The Department for Education has published annual school exclusion statistics for the 2009/10 academic year, revealing that 5,740 permanent exclusions were made at primary, secondary and special schools during the period.
While some schools and teaching jobs specialise in dealing with disruptive children, most schools were also forced to resort to making fixed-period exclusions in cases where permanent expulsion was deemed too severe.
Altogether, there were 279,260 fixed-period exclusions at state-funded secondary schools, 27,210 at primary schools and 14,910 at special schools.
The average length of these suspensions was 2.5 days for secondary school pupils and 2.1 days for those in primary school.
A breakdown by gender indicated that boys are four times more likely to be permanently excluded than girls and three times more likely to be suspended.
The figures also indicated that pupils with special educational needs (SEN) are eight times as likely to be expelled as those without SEN.
Schools minister Nick Gibb said that thousands of students are being excluded as a result of "persistent disruption and violent or abusive behaviour".
He added that tackling poor behaviour and raising academic standards are two of the government's key goals in education.

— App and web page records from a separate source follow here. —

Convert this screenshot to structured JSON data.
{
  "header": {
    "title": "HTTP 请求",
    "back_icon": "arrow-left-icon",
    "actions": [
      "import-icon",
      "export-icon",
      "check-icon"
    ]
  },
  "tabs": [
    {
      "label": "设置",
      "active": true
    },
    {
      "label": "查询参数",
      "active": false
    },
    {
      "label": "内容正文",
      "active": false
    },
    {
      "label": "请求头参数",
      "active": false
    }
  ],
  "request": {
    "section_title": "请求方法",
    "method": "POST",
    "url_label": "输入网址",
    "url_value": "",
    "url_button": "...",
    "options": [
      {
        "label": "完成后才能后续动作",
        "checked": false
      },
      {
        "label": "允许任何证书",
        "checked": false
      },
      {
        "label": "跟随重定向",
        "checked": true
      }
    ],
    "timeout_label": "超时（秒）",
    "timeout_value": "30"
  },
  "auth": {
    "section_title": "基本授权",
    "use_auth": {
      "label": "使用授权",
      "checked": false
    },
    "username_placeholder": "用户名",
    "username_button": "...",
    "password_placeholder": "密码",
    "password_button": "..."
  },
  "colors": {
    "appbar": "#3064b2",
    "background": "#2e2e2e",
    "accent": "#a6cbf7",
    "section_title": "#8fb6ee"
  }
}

"We have already introduced a series measures to put head teachers and teachers back in control of the classroom – including clearer guidance and increased search powers. Through the Education Bill we are introducing further measures to strengthen teacher authority and support schools in maintaining good behaviour," the minister said.

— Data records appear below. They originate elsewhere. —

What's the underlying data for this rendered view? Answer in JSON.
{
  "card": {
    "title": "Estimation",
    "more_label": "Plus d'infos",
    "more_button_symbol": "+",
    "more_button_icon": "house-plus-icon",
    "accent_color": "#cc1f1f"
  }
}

The government's reforms on discipline in schools were published earlier this month and entailed people in teaching jobs being given clearer guidance on how they can exert authority in the classroom.
Guidance, slashed from 600 pages to 52, confirmed that schools should not have a "no touch" policy as there are instances where it is desirable for a primary or secondary teacher to touch a student, such as when dealing with accidents or teaching a musical instrument.
It also noted that teachers have legal power to use reasonable force to remove a pupil who is disrupting a class and heads can search for a number of items including alcohol, illegal drugs and stolen property without consent.
Posted by Tim Colman